Shekhinah is derived from the Hebrew verb 'shachan'. In Biblical Hebrew the word means literally to settle, inhabit, or dwell, and is used frequently in the Hebrew Bible: "God shall dwell [shachan] in the tents of Shem" (Genesis 9:27), "And let them make Me a sanctuary, that I may dwell [shachan] among them" (Exodus 25:8) and "And Moses was not able to enter into the tent of the congregation because the cloud abode [shachan] thereon, and the glory of the LORD filled the tabernacle" (Exodus 40:35).

The word "Shekhinah" also means "royal residence".

The word for Tabernacle, mishkan in Hebrew, is a derivative of the same root, 'shachan', and is also used in the sense of dwelling-place in the Bible, e.g. "According to all that I show thee, after the pattern of the tabernacle [mishkan] and the pattern of all the instruments thereof, even so shall ye make it" (Exodus 25:9).

The Greek word 'skene' – dwelling, tabernacle - is thought to be derived from 'shekhinah' and 'shachan', e.g. "Our fathers had the tabernacle [skene] of witness in the wilderness" (Acts 7:44).
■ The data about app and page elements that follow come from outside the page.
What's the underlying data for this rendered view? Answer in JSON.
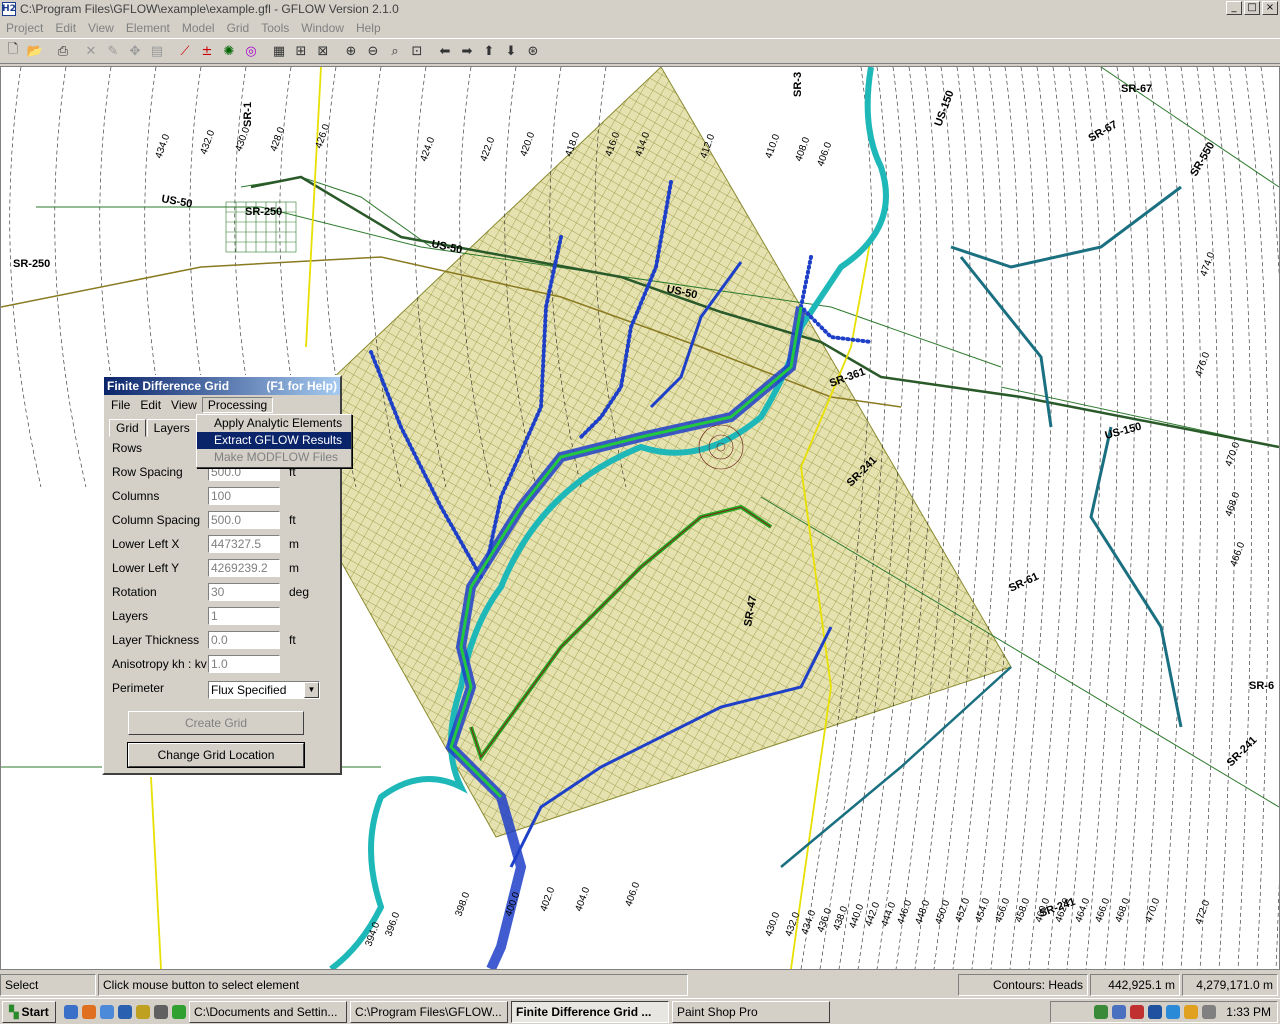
{
  "window": {
    "title": "C:\\Program Files\\GFLOW\\example\\example.gfl - GFLOW Version 2.1.0",
    "icon_text": "H2"
  },
  "menubar": [
    "Project",
    "Edit",
    "View",
    "Element",
    "Model",
    "Grid",
    "Tools",
    "Window",
    "Help"
  ],
  "toolbar_icons": [
    "new-icon",
    "open-icon",
    "print-icon",
    "delete-icon",
    "edit-icon",
    "move-icon",
    "properties-icon",
    "line-sink-icon",
    "well-icon",
    "pond-icon",
    "inhomogeneity-icon",
    "grid-icon",
    "calculate-icon",
    "contour-icon",
    "trace-icon",
    "view-icon",
    "zoom-in-icon",
    "zoom-out-icon",
    "zoom-window-icon",
    "zoom-extents-icon",
    "pan-left-icon",
    "pan-right-icon",
    "pan-up-icon",
    "pan-down-icon",
    "center-icon"
  ],
  "map": {
    "road_labels": [
      "SR-1",
      "SR-3",
      "US-50",
      "US-50",
      "US-50",
      "SR-250",
      "SR-250",
      "SR-67",
      "SR-67",
      "SR-550",
      "US-150",
      "US-150",
      "SR-61",
      "SR-6",
      "SR-241",
      "SR-241",
      "SR-47",
      "SR-241",
      "SR-361"
    ],
    "contour_labels": [
      "434.0",
      "432.0",
      "430.0",
      "428.0",
      "426.0",
      "424.0",
      "422.0",
      "420.0",
      "418.0",
      "416.0",
      "414.0",
      "412.0",
      "410.0",
      "408.0",
      "406.0",
      "474.0",
      "476.0",
      "470.0",
      "468.0",
      "466.0",
      "394.0",
      "396.0",
      "398.0",
      "400.0",
      "402.0",
      "404.0",
      "406.0",
      "430.0",
      "432.0",
      "434.0",
      "436.0",
      "438.0",
      "440.0",
      "442.0",
      "444.0",
      "446.0",
      "448.0",
      "450.0",
      "452.0",
      "454.0",
      "456.0",
      "458.0",
      "460.0",
      "462.0",
      "464.0",
      "466.0",
      "468.0",
      "470.0",
      "472.0"
    ]
  },
  "dialog": {
    "title": "Finite Difference Grid",
    "help": "(F1 for Help)",
    "menu": [
      "File",
      "Edit",
      "View",
      "Processing"
    ],
    "tabs": [
      "Grid",
      "Layers"
    ],
    "fields": [
      {
        "label": "Rows",
        "value": "",
        "unit": ""
      },
      {
        "label": "Row Spacing",
        "value": "500.0",
        "unit": "ft"
      },
      {
        "label": "Columns",
        "value": "100",
        "unit": ""
      },
      {
        "label": "Column Spacing",
        "value": "500.0",
        "unit": "ft"
      },
      {
        "label": "Lower Left X",
        "value": "447327.5",
        "unit": "m"
      },
      {
        "label": "Lower Left Y",
        "value": "4269239.2",
        "unit": "m"
      },
      {
        "label": "Rotation",
        "value": "30",
        "unit": "deg"
      },
      {
        "label": "Layers",
        "value": "1",
        "unit": ""
      },
      {
        "label": "Layer Thickness",
        "value": "0.0",
        "unit": "ft"
      },
      {
        "label": "Anisotropy  kh : kv",
        "value": "1.0",
        "unit": ""
      }
    ],
    "perimeter_label": "Perimeter",
    "perimeter_value": "Flux Specified",
    "create_grid": "Create Grid",
    "change_location": "Change Grid Location"
  },
  "processing_menu": [
    "Apply Analytic Elements",
    "Extract GFLOW Results",
    "Make MODFLOW Files"
  ],
  "status": {
    "mode": "Select",
    "hint": "Click mouse button to select element",
    "contours": "Contours: Heads",
    "x": "442,925.1 m",
    "y": "4,279,171.0 m"
  },
  "taskbar": {
    "start": "Start",
    "tasks": [
      "C:\\Documents and Settin...",
      "C:\\Program Files\\GFLOW...",
      "Finite Difference Grid ...",
      "Paint Shop Pro"
    ],
    "clock": "1:33 PM"
  },
  "colors": {
    "river": "#0000c8",
    "riverfill": "#1fb8b8",
    "grid": "#8a8a30",
    "gridfill": "#e0dca8",
    "roads": "#2e7a2e",
    "highlight": "#0a246a"
  }
}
Accordingly, in classic Jewish thought, the Shekhinah refers to a dwelling or settling in a special sense, a dwelling or settling of divine presence, to the effect that, while in proximity to the Shekhinah, the connection to God is more readily perceivable.